PROBLEM DETAILS:
Every line of the records that holds the word "time" should be copied.

DATASET RECORDS:

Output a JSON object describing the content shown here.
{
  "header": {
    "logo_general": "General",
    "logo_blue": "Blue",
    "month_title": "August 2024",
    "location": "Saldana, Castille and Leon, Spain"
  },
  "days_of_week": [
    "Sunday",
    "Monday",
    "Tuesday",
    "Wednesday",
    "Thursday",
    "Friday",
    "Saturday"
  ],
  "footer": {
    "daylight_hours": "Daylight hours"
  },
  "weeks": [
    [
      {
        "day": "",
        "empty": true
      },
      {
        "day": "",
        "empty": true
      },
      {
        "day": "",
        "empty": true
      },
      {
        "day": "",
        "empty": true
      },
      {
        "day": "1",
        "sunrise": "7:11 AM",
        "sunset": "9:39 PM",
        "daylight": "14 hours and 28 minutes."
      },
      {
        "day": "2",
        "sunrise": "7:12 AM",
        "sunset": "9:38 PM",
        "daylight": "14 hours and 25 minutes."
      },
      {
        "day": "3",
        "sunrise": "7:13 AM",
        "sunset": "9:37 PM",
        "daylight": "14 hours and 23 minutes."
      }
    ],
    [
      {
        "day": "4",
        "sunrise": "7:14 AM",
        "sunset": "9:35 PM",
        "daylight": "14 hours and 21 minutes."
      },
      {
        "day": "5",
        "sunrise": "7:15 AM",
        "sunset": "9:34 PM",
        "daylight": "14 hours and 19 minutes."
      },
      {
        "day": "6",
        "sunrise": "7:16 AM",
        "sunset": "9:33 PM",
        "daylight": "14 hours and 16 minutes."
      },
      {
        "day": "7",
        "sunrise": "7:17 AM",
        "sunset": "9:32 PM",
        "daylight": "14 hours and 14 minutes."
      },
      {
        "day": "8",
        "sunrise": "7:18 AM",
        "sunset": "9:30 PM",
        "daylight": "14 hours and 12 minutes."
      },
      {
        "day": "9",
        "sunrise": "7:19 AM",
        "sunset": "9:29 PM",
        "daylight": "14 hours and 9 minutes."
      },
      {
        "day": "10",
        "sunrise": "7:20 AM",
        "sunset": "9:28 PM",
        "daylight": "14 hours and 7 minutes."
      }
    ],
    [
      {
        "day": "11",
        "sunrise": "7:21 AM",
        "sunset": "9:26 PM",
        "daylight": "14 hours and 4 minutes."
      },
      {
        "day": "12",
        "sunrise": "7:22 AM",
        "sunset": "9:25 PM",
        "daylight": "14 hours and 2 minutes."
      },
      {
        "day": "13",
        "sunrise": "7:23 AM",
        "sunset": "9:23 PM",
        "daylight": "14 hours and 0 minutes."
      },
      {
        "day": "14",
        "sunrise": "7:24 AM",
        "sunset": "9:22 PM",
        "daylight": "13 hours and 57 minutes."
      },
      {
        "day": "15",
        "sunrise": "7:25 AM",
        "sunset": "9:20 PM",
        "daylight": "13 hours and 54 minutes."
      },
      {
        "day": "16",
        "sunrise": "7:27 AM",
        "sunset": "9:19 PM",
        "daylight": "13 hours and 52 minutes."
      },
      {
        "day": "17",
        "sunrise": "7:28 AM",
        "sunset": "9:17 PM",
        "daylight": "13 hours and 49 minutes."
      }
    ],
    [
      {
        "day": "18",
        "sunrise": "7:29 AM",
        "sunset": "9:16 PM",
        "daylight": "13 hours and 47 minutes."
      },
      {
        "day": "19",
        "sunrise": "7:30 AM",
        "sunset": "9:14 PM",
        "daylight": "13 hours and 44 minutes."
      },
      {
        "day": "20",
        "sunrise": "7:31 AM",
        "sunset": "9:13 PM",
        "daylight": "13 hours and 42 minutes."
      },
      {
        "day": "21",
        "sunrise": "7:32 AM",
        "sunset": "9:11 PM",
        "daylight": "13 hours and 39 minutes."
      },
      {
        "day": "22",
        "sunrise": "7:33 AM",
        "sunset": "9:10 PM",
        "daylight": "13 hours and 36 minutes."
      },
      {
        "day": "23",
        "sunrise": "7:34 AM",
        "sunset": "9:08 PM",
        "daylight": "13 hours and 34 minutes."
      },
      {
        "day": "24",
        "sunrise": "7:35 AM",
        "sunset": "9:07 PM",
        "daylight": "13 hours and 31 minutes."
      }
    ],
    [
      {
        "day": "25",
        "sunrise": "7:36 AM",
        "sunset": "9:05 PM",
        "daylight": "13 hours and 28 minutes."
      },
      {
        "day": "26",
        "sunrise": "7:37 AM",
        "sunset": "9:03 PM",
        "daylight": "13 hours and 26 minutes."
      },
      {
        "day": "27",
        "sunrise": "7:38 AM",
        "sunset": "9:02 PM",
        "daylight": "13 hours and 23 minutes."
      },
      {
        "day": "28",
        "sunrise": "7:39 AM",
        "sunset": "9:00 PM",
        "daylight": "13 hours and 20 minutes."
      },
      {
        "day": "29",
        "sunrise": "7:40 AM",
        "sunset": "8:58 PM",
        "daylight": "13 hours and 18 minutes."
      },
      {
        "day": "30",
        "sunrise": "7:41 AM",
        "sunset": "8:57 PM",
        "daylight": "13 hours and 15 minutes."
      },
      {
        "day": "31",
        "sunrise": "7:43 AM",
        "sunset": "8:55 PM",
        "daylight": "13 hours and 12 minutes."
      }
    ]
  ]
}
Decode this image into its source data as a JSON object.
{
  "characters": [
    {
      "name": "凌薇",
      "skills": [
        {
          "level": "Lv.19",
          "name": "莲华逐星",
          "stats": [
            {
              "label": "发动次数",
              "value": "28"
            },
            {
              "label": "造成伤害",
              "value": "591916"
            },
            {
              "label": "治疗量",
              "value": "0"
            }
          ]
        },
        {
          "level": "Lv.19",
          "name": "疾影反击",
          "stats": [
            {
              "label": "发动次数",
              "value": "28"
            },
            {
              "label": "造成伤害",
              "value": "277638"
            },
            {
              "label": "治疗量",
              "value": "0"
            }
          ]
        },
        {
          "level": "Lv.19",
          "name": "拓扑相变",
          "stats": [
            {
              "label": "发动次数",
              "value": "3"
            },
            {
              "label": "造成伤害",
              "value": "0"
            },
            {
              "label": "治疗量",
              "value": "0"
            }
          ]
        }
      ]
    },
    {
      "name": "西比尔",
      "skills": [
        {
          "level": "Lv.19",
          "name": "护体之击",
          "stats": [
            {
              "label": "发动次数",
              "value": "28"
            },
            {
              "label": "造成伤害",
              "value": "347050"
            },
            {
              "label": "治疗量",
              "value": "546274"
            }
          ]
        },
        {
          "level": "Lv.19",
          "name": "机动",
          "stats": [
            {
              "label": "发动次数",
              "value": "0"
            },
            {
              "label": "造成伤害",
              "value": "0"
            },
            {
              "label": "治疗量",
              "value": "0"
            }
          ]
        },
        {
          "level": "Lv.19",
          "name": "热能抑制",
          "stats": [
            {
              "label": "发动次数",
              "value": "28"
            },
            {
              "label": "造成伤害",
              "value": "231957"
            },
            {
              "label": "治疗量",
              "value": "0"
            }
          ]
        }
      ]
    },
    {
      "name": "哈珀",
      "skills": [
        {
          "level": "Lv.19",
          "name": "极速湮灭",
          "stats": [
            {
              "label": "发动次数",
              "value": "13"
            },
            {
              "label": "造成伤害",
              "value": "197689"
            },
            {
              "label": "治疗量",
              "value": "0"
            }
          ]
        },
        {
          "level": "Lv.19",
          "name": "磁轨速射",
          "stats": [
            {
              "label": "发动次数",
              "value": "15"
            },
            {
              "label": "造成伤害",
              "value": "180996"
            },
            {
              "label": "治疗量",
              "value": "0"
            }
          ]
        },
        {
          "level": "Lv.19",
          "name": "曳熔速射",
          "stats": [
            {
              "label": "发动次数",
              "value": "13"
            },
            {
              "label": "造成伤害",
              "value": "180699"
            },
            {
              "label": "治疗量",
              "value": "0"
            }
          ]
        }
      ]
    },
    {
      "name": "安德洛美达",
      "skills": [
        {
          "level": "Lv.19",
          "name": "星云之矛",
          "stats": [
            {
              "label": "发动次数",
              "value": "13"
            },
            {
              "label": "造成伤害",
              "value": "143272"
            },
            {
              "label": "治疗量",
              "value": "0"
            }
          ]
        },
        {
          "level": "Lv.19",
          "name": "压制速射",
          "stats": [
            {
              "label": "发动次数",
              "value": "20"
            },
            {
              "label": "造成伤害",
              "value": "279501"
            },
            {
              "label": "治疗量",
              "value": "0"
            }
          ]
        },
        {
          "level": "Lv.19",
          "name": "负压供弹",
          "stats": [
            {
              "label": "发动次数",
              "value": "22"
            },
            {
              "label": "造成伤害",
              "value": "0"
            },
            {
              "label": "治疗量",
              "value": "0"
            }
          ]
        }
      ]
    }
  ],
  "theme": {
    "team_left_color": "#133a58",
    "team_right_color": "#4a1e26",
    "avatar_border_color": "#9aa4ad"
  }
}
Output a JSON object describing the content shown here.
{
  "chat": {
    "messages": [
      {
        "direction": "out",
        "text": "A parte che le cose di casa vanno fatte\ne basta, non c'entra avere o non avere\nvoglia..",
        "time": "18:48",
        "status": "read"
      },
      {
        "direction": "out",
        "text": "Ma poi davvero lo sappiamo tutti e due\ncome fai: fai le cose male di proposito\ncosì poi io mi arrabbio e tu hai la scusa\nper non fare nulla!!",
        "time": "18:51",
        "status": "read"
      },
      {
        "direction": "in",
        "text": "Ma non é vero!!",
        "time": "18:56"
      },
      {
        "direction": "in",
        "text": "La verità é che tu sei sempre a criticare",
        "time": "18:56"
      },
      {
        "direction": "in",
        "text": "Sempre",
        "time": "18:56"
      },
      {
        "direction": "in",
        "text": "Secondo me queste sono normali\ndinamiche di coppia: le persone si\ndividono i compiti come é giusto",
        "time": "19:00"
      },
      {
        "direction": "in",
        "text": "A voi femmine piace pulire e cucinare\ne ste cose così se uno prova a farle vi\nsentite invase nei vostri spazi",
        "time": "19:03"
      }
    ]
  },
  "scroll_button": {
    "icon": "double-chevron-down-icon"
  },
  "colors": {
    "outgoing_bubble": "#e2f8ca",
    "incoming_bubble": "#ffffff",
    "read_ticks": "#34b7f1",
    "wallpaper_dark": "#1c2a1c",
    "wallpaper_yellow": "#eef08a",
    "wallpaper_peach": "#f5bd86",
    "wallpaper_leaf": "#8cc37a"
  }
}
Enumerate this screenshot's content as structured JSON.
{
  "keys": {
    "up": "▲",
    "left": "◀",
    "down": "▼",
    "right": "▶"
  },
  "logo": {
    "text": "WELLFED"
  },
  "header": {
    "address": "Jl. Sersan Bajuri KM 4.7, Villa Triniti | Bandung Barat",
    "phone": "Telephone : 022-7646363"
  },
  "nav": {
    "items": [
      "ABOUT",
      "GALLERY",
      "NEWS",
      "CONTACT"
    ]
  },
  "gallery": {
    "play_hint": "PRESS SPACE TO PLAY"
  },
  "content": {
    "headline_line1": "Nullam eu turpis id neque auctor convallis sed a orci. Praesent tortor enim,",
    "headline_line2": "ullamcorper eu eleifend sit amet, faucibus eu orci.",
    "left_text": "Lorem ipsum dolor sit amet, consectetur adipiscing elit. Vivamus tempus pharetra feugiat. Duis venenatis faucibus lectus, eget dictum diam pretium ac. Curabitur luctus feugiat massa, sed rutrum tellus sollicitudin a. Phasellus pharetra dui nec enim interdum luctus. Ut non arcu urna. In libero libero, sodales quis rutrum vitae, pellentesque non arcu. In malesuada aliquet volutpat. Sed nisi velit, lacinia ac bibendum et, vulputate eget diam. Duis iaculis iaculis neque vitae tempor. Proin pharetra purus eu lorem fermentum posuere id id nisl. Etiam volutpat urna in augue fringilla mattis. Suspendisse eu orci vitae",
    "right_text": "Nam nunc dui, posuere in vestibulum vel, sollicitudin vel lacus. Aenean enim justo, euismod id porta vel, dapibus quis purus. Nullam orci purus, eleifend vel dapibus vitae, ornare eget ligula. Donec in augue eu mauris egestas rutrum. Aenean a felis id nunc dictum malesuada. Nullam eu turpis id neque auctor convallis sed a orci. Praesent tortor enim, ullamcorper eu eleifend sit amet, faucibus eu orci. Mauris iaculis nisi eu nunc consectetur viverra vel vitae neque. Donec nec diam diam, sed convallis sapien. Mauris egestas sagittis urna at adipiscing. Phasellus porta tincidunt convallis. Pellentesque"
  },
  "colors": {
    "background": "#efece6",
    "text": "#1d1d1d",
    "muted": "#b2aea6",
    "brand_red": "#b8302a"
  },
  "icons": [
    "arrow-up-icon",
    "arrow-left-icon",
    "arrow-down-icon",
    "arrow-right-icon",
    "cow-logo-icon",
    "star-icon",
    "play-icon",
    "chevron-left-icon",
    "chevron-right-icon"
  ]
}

SOLVED PROBLEM:
        "time": "18:48",
        "time": "18:51",
        "time": "18:56"
        "time": "18:56"
        "time": "18:56"
        "time": "19:00"
        "time": "19:03"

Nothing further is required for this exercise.